-- Stored data --

BEGIN

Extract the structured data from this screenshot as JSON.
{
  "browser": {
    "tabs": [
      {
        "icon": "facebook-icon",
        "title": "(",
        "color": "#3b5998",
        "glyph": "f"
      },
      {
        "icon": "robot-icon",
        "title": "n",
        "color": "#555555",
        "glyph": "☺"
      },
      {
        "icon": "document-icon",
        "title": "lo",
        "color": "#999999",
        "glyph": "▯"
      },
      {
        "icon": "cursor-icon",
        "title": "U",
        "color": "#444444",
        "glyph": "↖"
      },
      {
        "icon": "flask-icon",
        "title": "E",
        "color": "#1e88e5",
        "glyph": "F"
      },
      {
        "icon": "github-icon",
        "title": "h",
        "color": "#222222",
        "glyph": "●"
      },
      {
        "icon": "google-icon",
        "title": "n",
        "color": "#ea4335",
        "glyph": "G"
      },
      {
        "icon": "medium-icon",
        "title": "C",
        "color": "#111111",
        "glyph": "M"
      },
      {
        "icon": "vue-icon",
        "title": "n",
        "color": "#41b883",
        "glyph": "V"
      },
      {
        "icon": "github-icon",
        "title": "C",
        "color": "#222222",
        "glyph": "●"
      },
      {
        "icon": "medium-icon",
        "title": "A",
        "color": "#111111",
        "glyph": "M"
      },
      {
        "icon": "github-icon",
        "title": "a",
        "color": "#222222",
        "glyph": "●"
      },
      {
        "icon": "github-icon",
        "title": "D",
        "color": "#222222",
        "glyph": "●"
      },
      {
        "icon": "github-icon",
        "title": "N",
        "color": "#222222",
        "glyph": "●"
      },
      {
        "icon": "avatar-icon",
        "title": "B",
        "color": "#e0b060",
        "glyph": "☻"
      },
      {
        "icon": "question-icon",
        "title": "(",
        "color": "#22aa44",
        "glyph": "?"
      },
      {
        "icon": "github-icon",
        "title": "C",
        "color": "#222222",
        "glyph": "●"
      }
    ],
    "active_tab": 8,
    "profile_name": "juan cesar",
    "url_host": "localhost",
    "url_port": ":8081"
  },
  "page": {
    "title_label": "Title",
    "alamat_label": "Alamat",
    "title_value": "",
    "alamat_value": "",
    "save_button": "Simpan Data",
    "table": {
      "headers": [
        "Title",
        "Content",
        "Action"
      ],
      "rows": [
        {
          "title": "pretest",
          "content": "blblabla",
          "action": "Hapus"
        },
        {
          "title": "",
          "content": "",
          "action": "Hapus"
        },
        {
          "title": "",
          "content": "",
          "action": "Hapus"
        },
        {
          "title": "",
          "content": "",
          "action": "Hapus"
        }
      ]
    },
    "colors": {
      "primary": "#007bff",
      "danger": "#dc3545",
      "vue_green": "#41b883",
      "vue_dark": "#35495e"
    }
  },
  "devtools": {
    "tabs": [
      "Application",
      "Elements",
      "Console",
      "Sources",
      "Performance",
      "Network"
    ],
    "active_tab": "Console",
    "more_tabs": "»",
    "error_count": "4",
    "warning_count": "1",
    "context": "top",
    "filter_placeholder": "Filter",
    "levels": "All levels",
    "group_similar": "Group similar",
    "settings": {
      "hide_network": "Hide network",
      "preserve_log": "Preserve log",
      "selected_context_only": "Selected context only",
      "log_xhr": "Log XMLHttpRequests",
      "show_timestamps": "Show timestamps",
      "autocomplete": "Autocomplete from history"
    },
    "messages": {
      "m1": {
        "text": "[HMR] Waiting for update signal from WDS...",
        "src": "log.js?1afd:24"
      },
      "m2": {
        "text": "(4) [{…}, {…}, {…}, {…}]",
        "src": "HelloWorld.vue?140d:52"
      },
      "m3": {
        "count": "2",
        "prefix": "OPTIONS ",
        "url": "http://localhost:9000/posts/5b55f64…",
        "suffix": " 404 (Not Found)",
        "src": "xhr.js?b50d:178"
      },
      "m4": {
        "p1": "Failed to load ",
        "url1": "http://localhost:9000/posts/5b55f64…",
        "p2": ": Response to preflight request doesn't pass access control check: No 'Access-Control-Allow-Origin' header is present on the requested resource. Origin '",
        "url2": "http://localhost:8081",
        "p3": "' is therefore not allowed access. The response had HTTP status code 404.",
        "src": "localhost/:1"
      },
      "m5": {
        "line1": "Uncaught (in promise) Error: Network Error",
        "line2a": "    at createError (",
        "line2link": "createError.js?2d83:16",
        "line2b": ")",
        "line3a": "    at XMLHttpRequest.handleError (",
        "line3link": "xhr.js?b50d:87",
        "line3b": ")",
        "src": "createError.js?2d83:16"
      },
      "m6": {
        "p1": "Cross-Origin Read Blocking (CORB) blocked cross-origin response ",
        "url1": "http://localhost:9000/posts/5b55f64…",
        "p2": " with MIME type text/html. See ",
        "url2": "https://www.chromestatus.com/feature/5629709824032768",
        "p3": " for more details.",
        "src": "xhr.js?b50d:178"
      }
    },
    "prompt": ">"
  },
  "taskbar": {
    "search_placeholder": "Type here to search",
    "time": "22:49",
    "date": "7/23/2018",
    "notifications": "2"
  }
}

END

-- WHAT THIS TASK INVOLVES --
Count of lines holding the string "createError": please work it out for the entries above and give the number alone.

-- WRITTEN SOLUTION --
3